* _What to do_:
Which lines of the data hold the word "saved"? Copy all of them.

** Opening Data block **

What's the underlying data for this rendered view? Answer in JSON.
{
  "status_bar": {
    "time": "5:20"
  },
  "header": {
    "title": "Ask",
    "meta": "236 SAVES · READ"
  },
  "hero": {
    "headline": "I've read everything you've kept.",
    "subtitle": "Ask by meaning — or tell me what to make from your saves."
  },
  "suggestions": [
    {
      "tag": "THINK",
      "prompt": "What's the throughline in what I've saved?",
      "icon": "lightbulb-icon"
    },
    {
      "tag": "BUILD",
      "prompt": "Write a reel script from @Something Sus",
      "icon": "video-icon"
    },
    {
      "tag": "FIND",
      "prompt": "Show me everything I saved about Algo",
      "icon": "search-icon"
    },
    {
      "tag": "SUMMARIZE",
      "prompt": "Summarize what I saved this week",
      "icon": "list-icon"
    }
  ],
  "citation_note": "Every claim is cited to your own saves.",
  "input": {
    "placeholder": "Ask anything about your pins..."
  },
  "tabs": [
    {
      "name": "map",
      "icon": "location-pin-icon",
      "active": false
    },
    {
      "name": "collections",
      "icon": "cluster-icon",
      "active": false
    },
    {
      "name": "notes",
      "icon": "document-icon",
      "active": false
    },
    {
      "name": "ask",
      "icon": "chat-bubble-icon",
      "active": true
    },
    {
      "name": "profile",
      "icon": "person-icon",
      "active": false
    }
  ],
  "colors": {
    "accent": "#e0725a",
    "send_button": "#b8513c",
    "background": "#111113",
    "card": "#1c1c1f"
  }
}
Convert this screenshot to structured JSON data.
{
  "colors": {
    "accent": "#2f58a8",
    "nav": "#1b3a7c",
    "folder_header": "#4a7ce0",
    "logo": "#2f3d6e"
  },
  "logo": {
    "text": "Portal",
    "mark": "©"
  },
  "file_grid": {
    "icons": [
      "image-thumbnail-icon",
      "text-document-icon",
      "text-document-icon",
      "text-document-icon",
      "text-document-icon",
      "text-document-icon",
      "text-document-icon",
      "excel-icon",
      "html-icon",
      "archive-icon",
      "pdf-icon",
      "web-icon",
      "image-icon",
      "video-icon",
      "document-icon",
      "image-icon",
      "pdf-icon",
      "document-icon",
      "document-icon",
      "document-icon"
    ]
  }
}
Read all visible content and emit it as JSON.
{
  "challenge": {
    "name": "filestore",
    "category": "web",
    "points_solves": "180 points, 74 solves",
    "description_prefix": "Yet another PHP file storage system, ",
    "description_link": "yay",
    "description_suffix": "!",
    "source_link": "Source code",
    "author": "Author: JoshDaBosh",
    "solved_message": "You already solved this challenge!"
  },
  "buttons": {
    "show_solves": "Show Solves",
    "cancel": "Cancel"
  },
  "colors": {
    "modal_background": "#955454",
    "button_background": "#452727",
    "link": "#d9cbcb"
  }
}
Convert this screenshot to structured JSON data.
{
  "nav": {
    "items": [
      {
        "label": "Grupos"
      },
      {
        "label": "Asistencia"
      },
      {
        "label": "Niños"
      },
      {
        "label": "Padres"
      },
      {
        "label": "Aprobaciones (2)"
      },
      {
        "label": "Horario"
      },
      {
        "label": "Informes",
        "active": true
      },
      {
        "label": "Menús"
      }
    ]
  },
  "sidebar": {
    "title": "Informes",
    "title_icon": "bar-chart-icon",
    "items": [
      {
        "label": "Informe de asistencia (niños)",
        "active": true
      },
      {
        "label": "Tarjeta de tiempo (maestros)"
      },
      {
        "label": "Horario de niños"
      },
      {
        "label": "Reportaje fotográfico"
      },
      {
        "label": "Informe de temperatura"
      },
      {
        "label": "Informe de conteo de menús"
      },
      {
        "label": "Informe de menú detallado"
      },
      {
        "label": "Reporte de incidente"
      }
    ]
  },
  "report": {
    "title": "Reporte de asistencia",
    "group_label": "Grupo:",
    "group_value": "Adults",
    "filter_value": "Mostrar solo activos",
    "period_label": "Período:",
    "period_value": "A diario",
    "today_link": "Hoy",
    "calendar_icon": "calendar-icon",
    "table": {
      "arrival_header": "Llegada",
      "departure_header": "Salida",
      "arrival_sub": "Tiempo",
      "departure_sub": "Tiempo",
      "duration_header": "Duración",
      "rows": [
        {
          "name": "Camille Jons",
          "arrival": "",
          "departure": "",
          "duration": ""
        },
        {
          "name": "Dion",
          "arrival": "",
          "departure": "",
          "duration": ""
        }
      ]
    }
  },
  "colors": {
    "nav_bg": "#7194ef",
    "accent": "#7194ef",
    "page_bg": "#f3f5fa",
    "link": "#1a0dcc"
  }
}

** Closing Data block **

* _Result of the exercise_:
      "prompt": "What's the throughline in what I've saved?",
      "prompt": "Show me everything I saved about Algo",
      "prompt": "Summarize what I saved this week",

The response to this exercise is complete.